==== Records for this exercise

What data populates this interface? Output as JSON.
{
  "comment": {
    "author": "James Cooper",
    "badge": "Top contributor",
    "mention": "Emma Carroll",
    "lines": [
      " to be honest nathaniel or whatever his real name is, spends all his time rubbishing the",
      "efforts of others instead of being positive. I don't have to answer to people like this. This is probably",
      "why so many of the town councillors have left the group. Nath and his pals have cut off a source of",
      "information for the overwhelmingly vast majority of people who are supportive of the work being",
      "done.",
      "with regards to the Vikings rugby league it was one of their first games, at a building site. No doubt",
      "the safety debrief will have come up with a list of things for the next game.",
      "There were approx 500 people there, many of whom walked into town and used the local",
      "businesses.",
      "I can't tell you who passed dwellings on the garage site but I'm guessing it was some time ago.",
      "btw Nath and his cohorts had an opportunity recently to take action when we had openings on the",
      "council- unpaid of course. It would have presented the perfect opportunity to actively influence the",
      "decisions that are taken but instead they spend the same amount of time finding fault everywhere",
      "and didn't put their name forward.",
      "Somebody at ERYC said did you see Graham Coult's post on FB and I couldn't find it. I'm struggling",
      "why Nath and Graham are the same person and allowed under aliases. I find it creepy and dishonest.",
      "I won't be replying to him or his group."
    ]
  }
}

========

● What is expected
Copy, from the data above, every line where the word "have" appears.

● Answer for the task
      "efforts of others instead of being positive. I don't have to answer to people like this. This is probably",
      "why so many of the town councillors have left the group. Nath and his pals have cut off a source of",
      "the safety debrief will have come up with a list of things for the next game.",
      "council- unpaid of course. It would have presented the perfect opportunity to actively influence the",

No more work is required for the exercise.